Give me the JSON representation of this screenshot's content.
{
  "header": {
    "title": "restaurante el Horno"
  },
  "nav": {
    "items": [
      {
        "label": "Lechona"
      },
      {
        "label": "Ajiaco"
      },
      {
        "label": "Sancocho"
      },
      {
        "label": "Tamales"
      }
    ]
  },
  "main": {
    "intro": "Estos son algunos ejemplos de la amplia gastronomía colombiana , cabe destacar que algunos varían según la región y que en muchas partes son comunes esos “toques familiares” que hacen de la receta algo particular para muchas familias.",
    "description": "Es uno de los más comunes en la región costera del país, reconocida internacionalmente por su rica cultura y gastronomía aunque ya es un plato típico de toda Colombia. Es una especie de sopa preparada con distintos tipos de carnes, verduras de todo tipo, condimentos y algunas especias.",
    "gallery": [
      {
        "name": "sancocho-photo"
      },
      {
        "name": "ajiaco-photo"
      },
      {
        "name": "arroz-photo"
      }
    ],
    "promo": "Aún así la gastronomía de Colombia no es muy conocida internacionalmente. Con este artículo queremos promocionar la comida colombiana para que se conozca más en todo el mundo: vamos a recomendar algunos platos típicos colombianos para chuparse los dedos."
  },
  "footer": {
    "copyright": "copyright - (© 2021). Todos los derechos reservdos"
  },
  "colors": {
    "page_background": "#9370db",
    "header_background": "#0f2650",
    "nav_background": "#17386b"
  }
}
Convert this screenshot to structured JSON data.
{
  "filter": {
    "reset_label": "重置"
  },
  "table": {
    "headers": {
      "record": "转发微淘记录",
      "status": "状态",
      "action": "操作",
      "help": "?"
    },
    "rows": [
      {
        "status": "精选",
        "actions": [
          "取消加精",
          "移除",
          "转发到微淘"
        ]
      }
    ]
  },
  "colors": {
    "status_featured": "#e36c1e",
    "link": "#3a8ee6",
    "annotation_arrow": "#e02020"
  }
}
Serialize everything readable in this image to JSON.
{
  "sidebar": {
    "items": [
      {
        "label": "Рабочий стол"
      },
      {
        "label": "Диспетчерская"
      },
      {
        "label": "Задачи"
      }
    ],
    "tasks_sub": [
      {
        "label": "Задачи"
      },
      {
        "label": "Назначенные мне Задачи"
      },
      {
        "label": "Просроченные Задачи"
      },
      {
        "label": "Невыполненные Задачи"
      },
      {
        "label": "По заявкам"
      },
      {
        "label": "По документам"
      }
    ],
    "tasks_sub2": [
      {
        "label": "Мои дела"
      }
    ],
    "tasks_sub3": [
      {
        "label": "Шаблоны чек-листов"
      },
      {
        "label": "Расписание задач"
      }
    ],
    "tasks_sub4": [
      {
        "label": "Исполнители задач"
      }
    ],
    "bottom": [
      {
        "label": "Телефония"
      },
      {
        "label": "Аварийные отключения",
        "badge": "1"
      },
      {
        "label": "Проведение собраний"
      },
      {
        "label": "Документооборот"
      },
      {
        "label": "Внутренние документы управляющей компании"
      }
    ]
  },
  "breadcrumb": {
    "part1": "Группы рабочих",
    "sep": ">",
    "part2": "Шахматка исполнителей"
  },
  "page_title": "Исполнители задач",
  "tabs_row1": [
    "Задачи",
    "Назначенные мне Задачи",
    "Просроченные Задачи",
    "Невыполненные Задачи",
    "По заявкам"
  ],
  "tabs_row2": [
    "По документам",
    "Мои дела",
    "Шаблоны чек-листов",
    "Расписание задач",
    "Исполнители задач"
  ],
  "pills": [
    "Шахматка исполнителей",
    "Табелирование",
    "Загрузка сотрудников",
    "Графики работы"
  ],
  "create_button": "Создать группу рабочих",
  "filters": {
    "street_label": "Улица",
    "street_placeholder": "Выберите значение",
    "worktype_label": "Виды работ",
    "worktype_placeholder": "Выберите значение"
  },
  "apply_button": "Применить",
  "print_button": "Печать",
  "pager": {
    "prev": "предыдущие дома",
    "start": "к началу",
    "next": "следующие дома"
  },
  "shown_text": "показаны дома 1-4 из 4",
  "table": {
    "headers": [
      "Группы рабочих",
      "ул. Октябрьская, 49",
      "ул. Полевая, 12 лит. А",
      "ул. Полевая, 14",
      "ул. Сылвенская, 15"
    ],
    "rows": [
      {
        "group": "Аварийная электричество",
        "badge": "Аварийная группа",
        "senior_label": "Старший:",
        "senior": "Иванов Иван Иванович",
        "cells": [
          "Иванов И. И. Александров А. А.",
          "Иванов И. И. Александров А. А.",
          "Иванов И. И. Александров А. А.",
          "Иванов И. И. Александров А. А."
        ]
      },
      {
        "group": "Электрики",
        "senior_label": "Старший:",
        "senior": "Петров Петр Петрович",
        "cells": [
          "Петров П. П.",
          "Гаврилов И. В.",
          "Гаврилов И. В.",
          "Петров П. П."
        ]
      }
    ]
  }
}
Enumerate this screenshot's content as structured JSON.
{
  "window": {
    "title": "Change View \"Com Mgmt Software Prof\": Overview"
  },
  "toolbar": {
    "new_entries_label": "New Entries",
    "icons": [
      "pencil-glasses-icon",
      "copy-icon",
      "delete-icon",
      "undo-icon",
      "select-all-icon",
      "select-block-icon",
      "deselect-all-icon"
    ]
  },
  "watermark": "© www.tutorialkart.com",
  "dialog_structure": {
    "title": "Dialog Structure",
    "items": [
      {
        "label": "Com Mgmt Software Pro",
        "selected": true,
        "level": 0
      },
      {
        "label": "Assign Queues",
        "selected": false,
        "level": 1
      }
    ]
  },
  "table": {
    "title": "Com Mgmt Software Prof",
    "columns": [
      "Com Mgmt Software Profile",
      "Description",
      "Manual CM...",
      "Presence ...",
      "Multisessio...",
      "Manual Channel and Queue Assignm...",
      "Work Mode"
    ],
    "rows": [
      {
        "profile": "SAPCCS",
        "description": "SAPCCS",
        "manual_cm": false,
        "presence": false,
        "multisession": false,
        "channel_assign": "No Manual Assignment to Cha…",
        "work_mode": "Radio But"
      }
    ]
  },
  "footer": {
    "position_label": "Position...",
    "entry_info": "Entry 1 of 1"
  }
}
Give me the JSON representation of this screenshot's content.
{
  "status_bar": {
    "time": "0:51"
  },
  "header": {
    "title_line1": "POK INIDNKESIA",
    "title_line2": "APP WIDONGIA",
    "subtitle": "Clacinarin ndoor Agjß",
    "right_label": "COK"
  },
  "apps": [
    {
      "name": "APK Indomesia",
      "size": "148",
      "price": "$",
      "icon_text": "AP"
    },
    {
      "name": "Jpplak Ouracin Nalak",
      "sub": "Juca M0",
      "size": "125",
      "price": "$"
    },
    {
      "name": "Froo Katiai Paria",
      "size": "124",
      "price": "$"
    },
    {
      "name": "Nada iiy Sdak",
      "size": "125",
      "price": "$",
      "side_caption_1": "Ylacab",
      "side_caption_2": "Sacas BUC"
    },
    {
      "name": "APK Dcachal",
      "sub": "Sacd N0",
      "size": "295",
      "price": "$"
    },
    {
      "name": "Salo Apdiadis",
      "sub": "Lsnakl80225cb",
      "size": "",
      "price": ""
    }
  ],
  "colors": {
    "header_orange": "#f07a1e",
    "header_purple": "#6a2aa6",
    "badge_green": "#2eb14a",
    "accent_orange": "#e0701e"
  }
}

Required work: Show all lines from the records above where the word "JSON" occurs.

Answer for the task:
Give me the JSON representation of this screenshot's content.
Convert this screenshot to structured JSON data.
Serialize everything readable in this image to JSON.
Enumerate this screenshot's content as structured JSON.
Give me the JSON representation of this screenshot's content.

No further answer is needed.